Whenever filmmakers concoct a death scene for one of their characters, presumably the idea is for us, the viewers, to think something like "Oh my God, how tragic" or "Hell yes! That dick had it coming." They don't usually set out to make us mutter "Now why the fuck did that just happen?" And yet, as we've shown before, sometimes a movie character's death seems a bit forced. For example, we almost choked on a pretzel just now, and we still aren't dumb enough to die like people in ...
5 Mission: Impossible - Ghost Protocol -- Gravity Still Applies to Objects if You're Not Holding Them
Kurt Hendricks, the Swedish-Russian villain in the fourth Mission: Impossible installment, is a bad guy straight out of the 1980s: He's rich, ominously foreign, and wants to start a nuclear war between the United States and Russia.
No, he doesn't explain why. What, do you need to be spoon-fed?

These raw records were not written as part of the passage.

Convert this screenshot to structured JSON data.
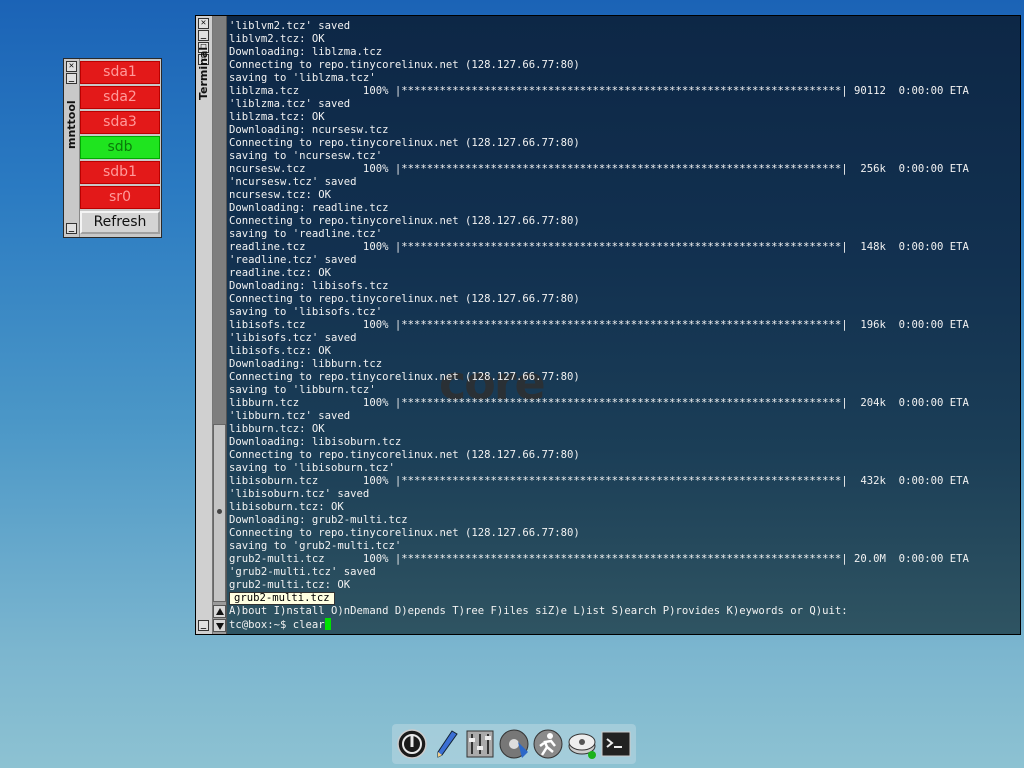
{
  "mnttool": {
    "title": "mnttool",
    "buttons": [
      {
        "label": "sda1",
        "state": "unmounted"
      },
      {
        "label": "sda2",
        "state": "unmounted"
      },
      {
        "label": "sda3",
        "state": "unmounted"
      },
      {
        "label": "sdb",
        "state": "mounted"
      },
      {
        "label": "sdb1",
        "state": "unmounted"
      },
      {
        "label": "sr0",
        "state": "unmounted"
      }
    ],
    "refresh_label": "Refresh"
  },
  "terminal": {
    "title": "Terminal",
    "lines": [
      "'liblvm2.tcz' saved",
      "liblvm2.tcz: OK",
      "Downloading: liblzma.tcz",
      "Connecting to repo.tinycorelinux.net (128.127.66.77:80)",
      "saving to 'liblzma.tcz'",
      "liblzma.tcz          100% |*********************************************************************| 90112  0:00:00 ETA",
      "'liblzma.tcz' saved",
      "liblzma.tcz: OK",
      "Downloading: ncursesw.tcz",
      "Connecting to repo.tinycorelinux.net (128.127.66.77:80)",
      "saving to 'ncursesw.tcz'",
      "ncursesw.tcz         100% |*********************************************************************|  256k  0:00:00 ETA",
      "'ncursesw.tcz' saved",
      "ncursesw.tcz: OK",
      "Downloading: readline.tcz",
      "Connecting to repo.tinycorelinux.net (128.127.66.77:80)",
      "saving to 'readline.tcz'",
      "readline.tcz         100% |*********************************************************************|  148k  0:00:00 ETA",
      "'readline.tcz' saved",
      "readline.tcz: OK",
      "Downloading: libisofs.tcz",
      "Connecting to repo.tinycorelinux.net (128.127.66.77:80)",
      "saving to 'libisofs.tcz'",
      "libisofs.tcz         100% |*********************************************************************|  196k  0:00:00 ETA",
      "'libisofs.tcz' saved",
      "libisofs.tcz: OK",
      "Downloading: libburn.tcz",
      "Connecting to repo.tinycorelinux.net (128.127.66.77:80)",
      "saving to 'libburn.tcz'",
      "libburn.tcz          100% |*********************************************************************|  204k  0:00:00 ETA",
      "'libburn.tcz' saved",
      "libburn.tcz: OK",
      "Downloading: libisoburn.tcz",
      "Connecting to repo.tinycorelinux.net (128.127.66.77:80)",
      "saving to 'libisoburn.tcz'",
      "libisoburn.tcz       100% |*********************************************************************|  432k  0:00:00 ETA",
      "'libisoburn.tcz' saved",
      "libisoburn.tcz: OK",
      "Downloading: grub2-multi.tcz",
      "Connecting to repo.tinycorelinux.net (128.127.66.77:80)",
      "saving to 'grub2-multi.tcz'",
      "grub2-multi.tcz      100% |*********************************************************************| 20.0M  0:00:00 ETA",
      "'grub2-multi.tcz' saved",
      "grub2-multi.tcz: OK"
    ],
    "tooltip": "grub2-multi.tcz",
    "menu_line": "A)bout I)nstall O)nDemand D)epends T)ree F)iles siZ)e L)ist S)earch P)rovides K)eywords or Q)uit:",
    "prompt": "tc@box:~$ ",
    "command": "clear",
    "background_logo": "core"
  },
  "dock": {
    "icons": [
      "power-icon",
      "editor-pen-icon",
      "control-panel-icon",
      "apps-install-icon",
      "run-icon",
      "mount-tool-icon",
      "terminal-icon"
    ]
  }
}
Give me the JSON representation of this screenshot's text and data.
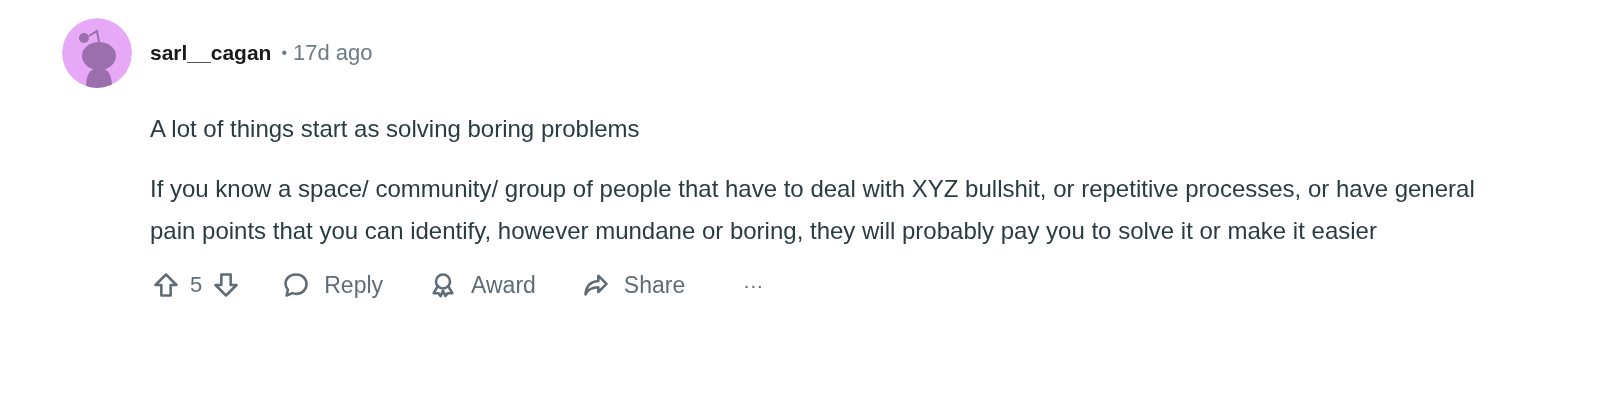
{
  "comment": {
    "author": "sarl__cagan",
    "separator": "•",
    "time": "17d ago",
    "paragraphs": [
      "A lot of things start as solving boring problems",
      "If you know a space/ community/ group of people that have to deal with XYZ bullshit, or repetitive processes, or have general pain points that you can identify, however mundane or boring, they will probably pay you to solve it or make it easier"
    ],
    "score": "5",
    "actions": [
      {
        "kind": "reply",
        "label": "Reply"
      },
      {
        "kind": "award",
        "label": "Award"
      },
      {
        "kind": "share",
        "label": "Share"
      },
      {
        "kind": "more",
        "label": "···"
      }
    ]
  }
}
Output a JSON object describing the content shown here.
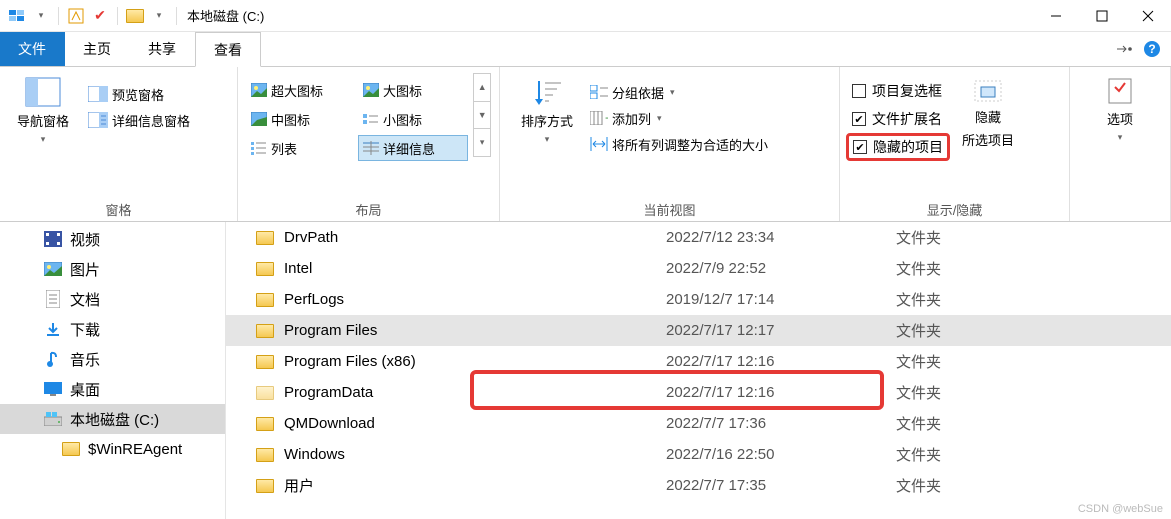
{
  "titlebar": {
    "title": "本地磁盘 (C:)"
  },
  "tabs": {
    "file": "文件",
    "home": "主页",
    "share": "共享",
    "view": "查看"
  },
  "ribbon": {
    "panes": {
      "nav": "导航窗格",
      "preview": "预览窗格",
      "details": "详细信息窗格",
      "group": "窗格"
    },
    "layout": {
      "xl": "超大图标",
      "large": "大图标",
      "medium": "中图标",
      "small": "小图标",
      "list": "列表",
      "details": "详细信息",
      "group": "布局"
    },
    "view": {
      "sort": "排序方式",
      "groupby": "分组依据",
      "addcol": "添加列",
      "autosize": "将所有列调整为合适的大小",
      "group": "当前视图"
    },
    "showhide": {
      "checkboxes": "项目复选框",
      "ext": "文件扩展名",
      "hidden": "隐藏的项目",
      "hide_btn": "隐藏",
      "hide_btn2": "所选项目",
      "group": "显示/隐藏"
    },
    "options": "选项"
  },
  "tree": {
    "items": [
      {
        "label": "视频",
        "icon": "video"
      },
      {
        "label": "图片",
        "icon": "picture"
      },
      {
        "label": "文档",
        "icon": "document"
      },
      {
        "label": "下载",
        "icon": "download"
      },
      {
        "label": "音乐",
        "icon": "music"
      },
      {
        "label": "桌面",
        "icon": "desktop"
      },
      {
        "label": "本地磁盘 (C:)",
        "icon": "drive",
        "selected": true
      },
      {
        "label": "$WinREAgent",
        "icon": "folder",
        "indent": true
      }
    ]
  },
  "files": {
    "rows": [
      {
        "name": "DrvPath",
        "date": "2022/7/12 23:34",
        "type": "文件夹"
      },
      {
        "name": "Intel",
        "date": "2022/7/9 22:52",
        "type": "文件夹"
      },
      {
        "name": "PerfLogs",
        "date": "2019/12/7 17:14",
        "type": "文件夹"
      },
      {
        "name": "Program Files",
        "date": "2022/7/17 12:17",
        "type": "文件夹",
        "selected": true
      },
      {
        "name": "Program Files (x86)",
        "date": "2022/7/17 12:16",
        "type": "文件夹"
      },
      {
        "name": "ProgramData",
        "date": "2022/7/17 12:16",
        "type": "文件夹",
        "highlight": true,
        "faded": true
      },
      {
        "name": "QMDownload",
        "date": "2022/7/7 17:36",
        "type": "文件夹"
      },
      {
        "name": "Windows",
        "date": "2022/7/16 22:50",
        "type": "文件夹"
      },
      {
        "name": "用户",
        "date": "2022/7/7 17:35",
        "type": "文件夹"
      }
    ]
  },
  "watermark": "CSDN @webSue"
}
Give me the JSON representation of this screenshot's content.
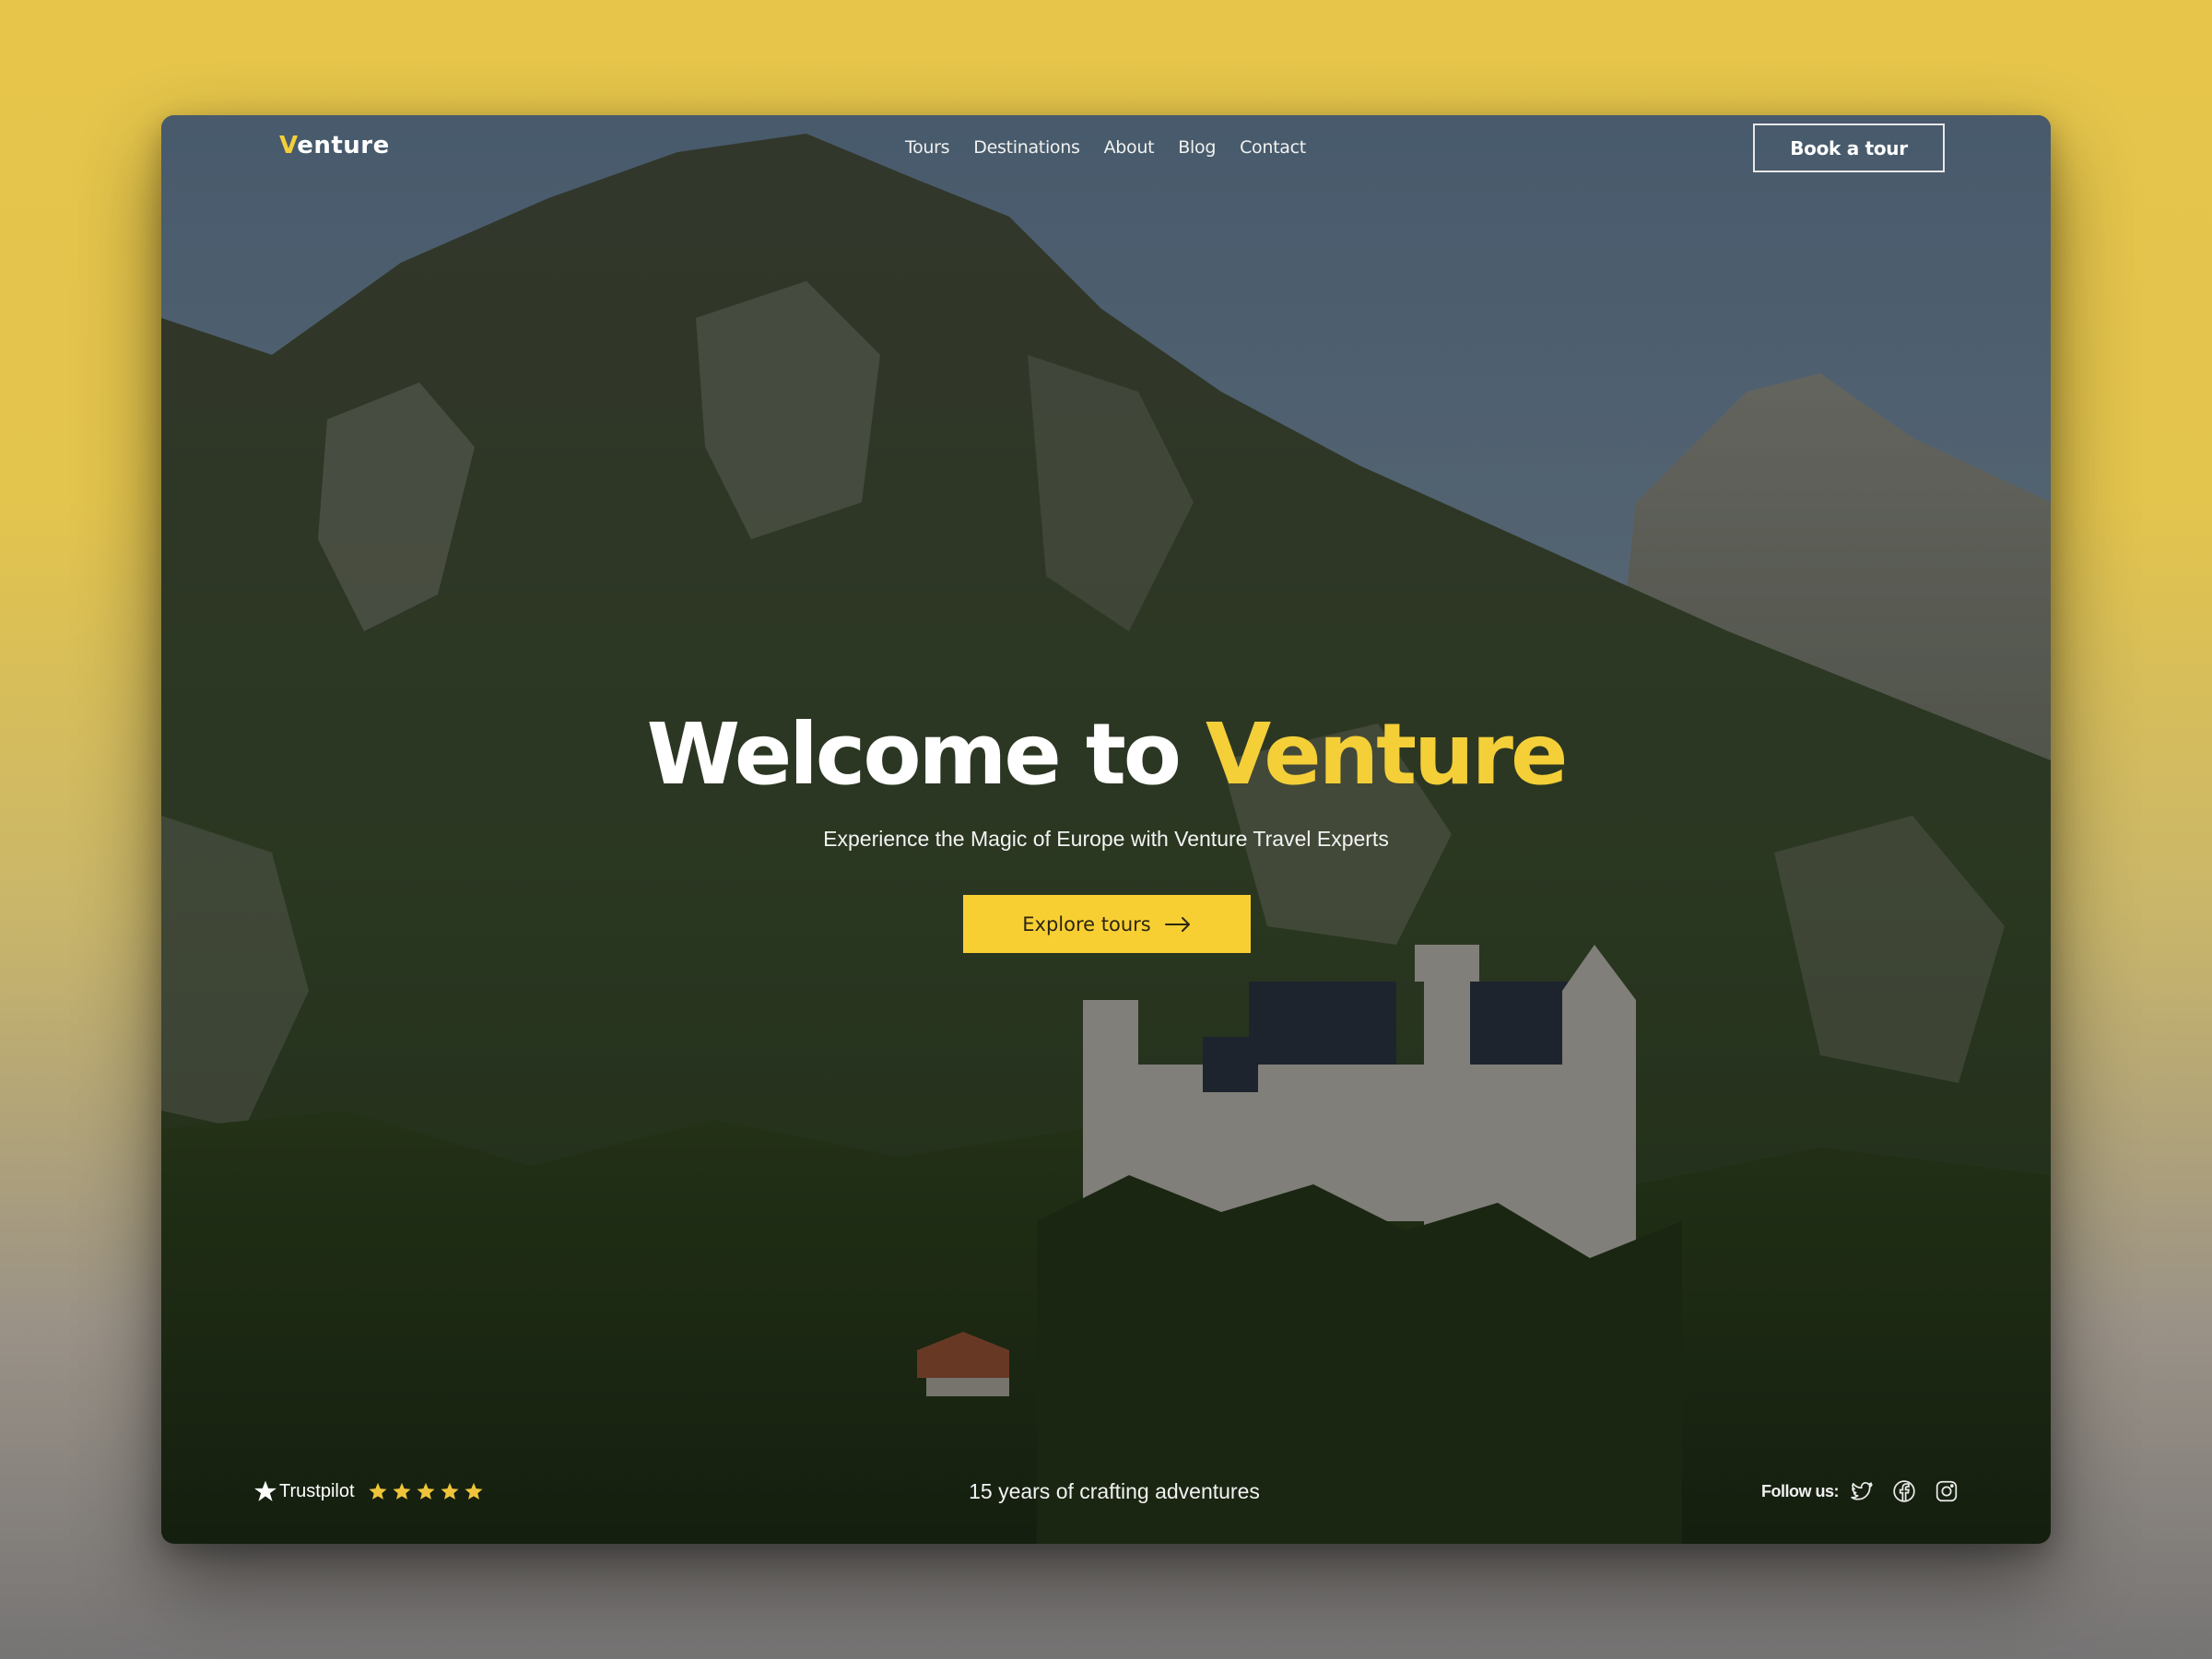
{
  "brand": {
    "logo_initial": "V",
    "logo_rest": "enture",
    "accent_color": "#f4cf38"
  },
  "nav": {
    "items": [
      {
        "label": "Tours"
      },
      {
        "label": "Destinations"
      },
      {
        "label": "About"
      },
      {
        "label": "Blog"
      },
      {
        "label": "Contact"
      }
    ],
    "book_button": "Book a tour"
  },
  "hero": {
    "title_prefix": "Welcome to ",
    "title_highlight": "Venture",
    "subtitle": "Experience the Magic of Europe with Venture Travel Experts",
    "cta_label": "Explore tours",
    "cta_icon": "arrow-right-icon",
    "background_image": "Mountain forest landscape with fairytale castle"
  },
  "footer": {
    "trustpilot": {
      "label": "Trustpilot",
      "rating": 5,
      "max_rating": 5,
      "star_color": "#f0c43a"
    },
    "tagline": "15 years of crafting adventures",
    "follow_label": "Follow us:",
    "social": [
      {
        "icon": "twitter-icon"
      },
      {
        "icon": "facebook-icon"
      },
      {
        "icon": "instagram-icon"
      }
    ]
  }
}
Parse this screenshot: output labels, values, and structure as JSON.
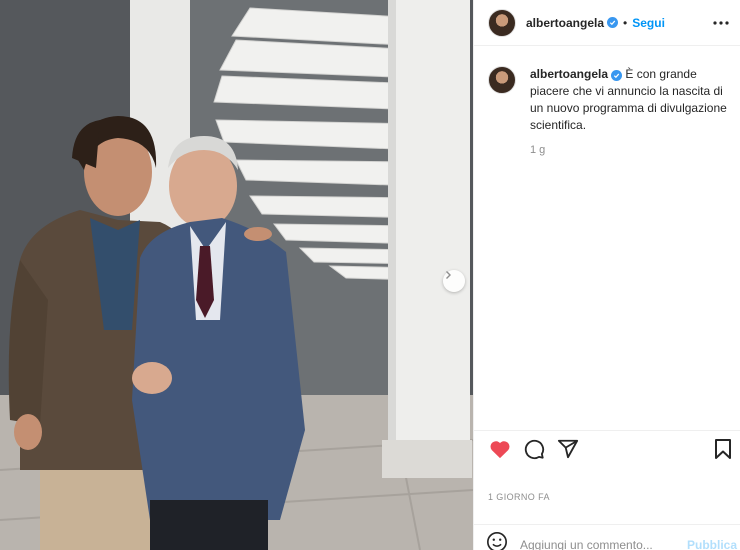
{
  "post": {
    "username": "albertoangela",
    "verified": true,
    "follow_label": "Segui",
    "dot": "•",
    "caption_text": "È con grande piacere che vi annuncio la nascita di un nuovo programma di divulgazione scientifica.",
    "caption_time": "1 g",
    "timestamp": "1 GIORNO FA",
    "liked": true
  },
  "comment": {
    "placeholder": "Aggiungi un commento...",
    "publish_label": "Pubblica"
  },
  "icons": {
    "verified": "verified-badge-icon",
    "more": "more-options-icon",
    "like": "heart-icon",
    "comment": "comment-icon",
    "share": "share-icon",
    "save": "bookmark-icon",
    "emoji": "emoji-icon",
    "next": "chevron-right-icon"
  },
  "colors": {
    "accent": "#0095f6",
    "like": "#ed4956",
    "verified": "#3897f0",
    "muted": "#8e8e8e"
  }
}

To do this, he acquires a nuclear launch control device, which we'll assume is code named "Joshua" and can be deactivated by forcing it to play a game of tic-tac-toe. During the climax, Hendricks uses the device to fire a Russian nuclear missile at San Francisco before tucking the device inside his briefcase. Ethan Hunt chases Hendricks to the upper level of a parking garage, where, with only minutes left until the missile strikes, Hunt barks out, "I'M TAKING THAT BRIEFCASE." Hendricks responds in the only way he logically can: by leaping several stories to his death, taking the briefcase with him.
Wait a Second ...
Couldn't he have just, you know, tossed the briefcase down there? There was no reason to toss himself along with it, unless his feelings were just really, really hurt by Hunt's rude outburst.
"How dare he offer such impertinence! And while looking so inexplicably youthful!"
Hendricks' strategy is to keep Hunt away from the device long enough for the missile to strike San Francisco. He's willing to sacrifice his own life for this plan, which is commendable, but also entirely pointless. Hunt doesn't care about catching Hendricks at this point, he just cares about the device -- Hendricks could have simply thrown the briefcase down there and tucked away a few levels of Candy Crush while Hunt sprinted off to try to catch the thing in time.
Obviously, Hendricks' decision backfires in a huge way when Hunt plunges down several stories inside a car ...
Cruise drove the car horizontally; they built the set sideways.
... and manages to crawl over to the device and stop the missile in the nick of time.
Ten minutes after it was launched. It's a weird plot.
Had Hendricks not made that irrationally deadly jump, he could have at least tried to stop Hunt -- drive another car down there, pee on him a little, we don't know. Instead, he was too dead to do anything but lie there, being dead.